What makes the book special is that it is grounded in four different “sources”. The first is Burridge’s research on the Gospels, and, in particular, his book, Four Gospels, One Jesus? The second is the liturgy of ordination of deacons and priests.The third is the “selections criteria” of the Church of England. The fourth is Burridge’s own ministerial experience.
It is the integration of all these factors which makes the book so good. While it is much richer and more valuable than it might have been if it were simply the application of his biblical research to the ministerial task, the reflections on the selection criteria and the ordination liturgy were, for this reader, the less compelling aspects. I suspect that it might be different for those on the journey towards ordination.
I imagine that the retreat on which this is all based was tremendous. I love the idea of new clergy arriving at the cathedral clutching copies of the Ordinal marked up with highlighter pens, each colour reflecting one particular Evangelist’s emphasis: teaching for St Matthew, pastoral care for St Luke, struggle for St Mark, and spirituality for St John.
There is a perhaps surprising — though, to me, welcome — emphasis on parochial ministry as the norm. There is certainly a refreshing absence of the idea that the newly ordained are there to do things differently. The emphasis is on faithful and responsive service, grounded in spirituality, issuing in preaching, teaching, and attentive pastoral care and engagement; and the assumption is that such ordained ministry will be lived out in some kind of collaborative context.

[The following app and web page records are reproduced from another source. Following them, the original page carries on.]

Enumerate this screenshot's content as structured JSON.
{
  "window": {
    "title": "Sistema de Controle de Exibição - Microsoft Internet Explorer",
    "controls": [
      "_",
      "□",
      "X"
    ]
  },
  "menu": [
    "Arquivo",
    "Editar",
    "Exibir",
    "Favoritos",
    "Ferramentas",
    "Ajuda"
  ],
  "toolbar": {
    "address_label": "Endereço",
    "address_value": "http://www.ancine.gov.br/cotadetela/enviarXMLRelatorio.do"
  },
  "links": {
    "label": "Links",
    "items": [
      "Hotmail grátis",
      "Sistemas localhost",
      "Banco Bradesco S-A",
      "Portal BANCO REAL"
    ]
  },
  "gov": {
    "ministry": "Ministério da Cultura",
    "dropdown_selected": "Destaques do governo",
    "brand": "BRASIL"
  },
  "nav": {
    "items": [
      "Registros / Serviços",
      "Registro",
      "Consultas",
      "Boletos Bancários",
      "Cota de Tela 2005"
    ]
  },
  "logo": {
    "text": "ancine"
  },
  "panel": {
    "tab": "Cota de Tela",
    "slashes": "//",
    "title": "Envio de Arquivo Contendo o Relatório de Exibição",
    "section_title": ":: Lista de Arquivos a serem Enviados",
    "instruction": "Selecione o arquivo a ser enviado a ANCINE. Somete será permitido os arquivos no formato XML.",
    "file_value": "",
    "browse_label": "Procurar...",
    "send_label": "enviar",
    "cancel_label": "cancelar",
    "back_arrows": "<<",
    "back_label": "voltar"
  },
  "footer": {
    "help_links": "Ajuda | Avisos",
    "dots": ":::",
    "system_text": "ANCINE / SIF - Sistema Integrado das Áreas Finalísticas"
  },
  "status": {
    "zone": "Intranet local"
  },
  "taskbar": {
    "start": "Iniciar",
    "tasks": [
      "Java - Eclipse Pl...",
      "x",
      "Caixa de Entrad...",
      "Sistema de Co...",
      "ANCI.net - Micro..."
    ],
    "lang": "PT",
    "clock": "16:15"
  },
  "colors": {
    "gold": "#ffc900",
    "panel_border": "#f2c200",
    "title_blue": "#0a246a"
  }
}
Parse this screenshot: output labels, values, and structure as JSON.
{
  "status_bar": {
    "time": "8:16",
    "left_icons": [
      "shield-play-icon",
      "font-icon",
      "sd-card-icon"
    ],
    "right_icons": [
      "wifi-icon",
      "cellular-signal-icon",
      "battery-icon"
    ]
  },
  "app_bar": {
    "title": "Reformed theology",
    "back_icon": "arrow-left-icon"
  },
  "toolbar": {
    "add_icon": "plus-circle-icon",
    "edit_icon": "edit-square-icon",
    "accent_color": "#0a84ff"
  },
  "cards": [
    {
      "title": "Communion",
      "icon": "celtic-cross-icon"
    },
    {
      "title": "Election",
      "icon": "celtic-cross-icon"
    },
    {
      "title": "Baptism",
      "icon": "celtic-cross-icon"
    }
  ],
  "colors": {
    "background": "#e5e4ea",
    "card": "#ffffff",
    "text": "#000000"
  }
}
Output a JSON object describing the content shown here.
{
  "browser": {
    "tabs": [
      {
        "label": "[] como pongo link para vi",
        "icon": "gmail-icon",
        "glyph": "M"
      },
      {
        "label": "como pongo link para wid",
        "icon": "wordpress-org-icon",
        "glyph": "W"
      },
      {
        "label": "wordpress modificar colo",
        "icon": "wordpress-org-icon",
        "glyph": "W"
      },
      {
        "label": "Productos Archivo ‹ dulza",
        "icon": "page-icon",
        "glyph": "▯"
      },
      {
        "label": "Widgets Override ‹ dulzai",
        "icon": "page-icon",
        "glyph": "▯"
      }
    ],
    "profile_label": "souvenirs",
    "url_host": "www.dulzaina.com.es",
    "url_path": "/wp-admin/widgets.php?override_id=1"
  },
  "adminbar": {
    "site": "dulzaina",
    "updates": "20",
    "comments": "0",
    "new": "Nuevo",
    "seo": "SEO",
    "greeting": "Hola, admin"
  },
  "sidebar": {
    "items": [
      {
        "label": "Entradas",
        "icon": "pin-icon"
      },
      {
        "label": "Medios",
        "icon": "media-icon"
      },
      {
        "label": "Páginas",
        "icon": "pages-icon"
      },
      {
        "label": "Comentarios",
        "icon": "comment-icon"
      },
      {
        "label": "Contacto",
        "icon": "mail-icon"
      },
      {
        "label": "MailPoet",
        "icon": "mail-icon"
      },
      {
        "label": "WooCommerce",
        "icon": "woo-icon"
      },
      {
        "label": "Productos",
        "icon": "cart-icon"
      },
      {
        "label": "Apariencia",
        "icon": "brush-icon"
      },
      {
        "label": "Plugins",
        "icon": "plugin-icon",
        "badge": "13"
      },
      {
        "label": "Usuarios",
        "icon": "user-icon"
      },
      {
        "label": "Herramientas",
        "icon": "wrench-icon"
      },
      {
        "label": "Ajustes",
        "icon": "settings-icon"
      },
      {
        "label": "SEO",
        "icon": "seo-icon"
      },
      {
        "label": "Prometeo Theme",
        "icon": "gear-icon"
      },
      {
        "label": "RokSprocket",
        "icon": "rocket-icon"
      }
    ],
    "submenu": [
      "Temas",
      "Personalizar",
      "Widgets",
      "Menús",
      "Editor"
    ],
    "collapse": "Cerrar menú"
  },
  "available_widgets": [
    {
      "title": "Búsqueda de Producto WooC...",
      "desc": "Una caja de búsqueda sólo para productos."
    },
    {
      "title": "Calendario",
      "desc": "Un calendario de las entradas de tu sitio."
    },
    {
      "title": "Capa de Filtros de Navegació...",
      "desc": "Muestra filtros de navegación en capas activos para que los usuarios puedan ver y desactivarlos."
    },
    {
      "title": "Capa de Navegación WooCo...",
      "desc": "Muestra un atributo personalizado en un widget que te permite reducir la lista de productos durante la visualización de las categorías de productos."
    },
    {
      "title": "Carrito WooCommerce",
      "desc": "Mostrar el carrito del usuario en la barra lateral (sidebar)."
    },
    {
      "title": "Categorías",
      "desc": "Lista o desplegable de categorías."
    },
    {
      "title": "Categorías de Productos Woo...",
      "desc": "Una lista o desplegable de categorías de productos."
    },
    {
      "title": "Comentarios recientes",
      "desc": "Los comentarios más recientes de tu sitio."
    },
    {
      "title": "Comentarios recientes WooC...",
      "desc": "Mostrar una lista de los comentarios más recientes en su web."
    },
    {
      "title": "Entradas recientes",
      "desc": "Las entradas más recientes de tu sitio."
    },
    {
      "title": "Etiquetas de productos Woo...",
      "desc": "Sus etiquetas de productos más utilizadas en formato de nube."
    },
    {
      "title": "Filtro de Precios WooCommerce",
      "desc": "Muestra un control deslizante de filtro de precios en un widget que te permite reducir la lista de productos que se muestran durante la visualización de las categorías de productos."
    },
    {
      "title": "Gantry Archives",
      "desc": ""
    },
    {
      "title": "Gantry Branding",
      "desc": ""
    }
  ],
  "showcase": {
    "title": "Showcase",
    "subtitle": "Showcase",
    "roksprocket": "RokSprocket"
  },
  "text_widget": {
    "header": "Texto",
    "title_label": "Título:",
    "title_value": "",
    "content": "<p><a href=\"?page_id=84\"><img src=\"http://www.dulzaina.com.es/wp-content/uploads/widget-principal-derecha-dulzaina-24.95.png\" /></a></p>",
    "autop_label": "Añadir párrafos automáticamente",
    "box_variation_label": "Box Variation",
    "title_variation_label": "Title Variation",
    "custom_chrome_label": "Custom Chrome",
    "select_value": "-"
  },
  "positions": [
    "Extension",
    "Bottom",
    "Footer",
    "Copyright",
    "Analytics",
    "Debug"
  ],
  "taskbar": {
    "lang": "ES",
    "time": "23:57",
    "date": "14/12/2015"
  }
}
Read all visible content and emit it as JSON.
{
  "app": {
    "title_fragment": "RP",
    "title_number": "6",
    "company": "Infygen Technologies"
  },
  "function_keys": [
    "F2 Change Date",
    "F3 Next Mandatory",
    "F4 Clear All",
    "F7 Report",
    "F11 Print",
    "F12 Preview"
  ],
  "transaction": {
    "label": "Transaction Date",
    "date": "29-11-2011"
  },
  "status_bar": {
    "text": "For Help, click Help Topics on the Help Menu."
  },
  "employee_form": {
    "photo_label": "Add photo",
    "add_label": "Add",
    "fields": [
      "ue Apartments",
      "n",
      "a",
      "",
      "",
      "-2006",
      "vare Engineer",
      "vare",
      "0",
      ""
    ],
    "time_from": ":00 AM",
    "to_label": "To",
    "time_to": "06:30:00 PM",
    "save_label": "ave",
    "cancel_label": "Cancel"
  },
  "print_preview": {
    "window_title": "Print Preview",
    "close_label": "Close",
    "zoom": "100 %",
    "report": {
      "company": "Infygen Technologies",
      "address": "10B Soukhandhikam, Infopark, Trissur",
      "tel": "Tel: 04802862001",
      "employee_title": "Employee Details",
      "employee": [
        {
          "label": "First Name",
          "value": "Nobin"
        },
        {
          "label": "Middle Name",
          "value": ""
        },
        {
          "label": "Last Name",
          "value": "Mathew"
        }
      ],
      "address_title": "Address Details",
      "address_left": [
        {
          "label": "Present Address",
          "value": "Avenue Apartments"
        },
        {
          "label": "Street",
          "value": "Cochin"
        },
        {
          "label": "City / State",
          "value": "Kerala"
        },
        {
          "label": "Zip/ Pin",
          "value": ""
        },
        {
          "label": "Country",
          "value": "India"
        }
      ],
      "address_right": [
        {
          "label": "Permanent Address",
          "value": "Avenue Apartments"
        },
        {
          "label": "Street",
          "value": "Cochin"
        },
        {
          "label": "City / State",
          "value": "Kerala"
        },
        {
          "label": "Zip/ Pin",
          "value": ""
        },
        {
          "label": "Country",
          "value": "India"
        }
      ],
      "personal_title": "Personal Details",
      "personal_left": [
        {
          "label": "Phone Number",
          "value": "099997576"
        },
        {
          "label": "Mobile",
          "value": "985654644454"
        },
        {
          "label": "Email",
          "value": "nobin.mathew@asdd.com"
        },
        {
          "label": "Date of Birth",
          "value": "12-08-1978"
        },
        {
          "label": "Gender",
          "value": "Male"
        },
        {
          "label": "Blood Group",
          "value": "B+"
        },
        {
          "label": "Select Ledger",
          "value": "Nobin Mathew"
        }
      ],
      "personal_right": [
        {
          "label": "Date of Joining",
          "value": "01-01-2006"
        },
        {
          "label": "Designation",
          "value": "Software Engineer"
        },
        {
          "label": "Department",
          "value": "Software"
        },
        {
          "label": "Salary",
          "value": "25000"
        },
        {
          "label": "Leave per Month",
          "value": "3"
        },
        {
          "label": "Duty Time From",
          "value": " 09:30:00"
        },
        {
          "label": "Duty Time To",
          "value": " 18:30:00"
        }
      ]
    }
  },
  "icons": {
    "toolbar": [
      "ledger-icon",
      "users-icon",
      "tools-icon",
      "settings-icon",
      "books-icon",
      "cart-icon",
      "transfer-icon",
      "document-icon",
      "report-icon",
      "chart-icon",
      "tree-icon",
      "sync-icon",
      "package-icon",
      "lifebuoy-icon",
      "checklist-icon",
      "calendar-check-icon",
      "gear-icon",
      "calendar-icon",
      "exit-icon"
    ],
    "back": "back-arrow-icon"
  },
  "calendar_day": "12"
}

The author does, on the other hand, acknowledge that the ordained and their families are exposed to particular pressures that require self-awareness, reliance, and, most importantly, wise and companionable support. The emphasis throughout on avoiding over-activity is deftly articulated: a memorable anecdote recounts Desmond Tutu’s assistant going through a programme and deleting half the engagements to make time for appropriate preparations and recovery for the things that mattered most.
I was ordained about the same time as the author, and have ended up in a post that at least sounds similar, if not identical (we are both Dean of a King’s College), and perhaps for these reasons was provoked to some critical and helpful personal reflection on my own vocational journey, and aspects of the way in which things have settled down over the years.
The key question on my mind while reading the book to review it was this: “Do I wish that I had read this before?” The answer was a definite “Yes.”
The Revd Dr Stephen Cherry is the Dean of King’s College, Cambridge.
Four Ministries, One Jesus: Exploring your vocation with the four Gospels
Richard A. Burridge
Church Times Bookshop £8.99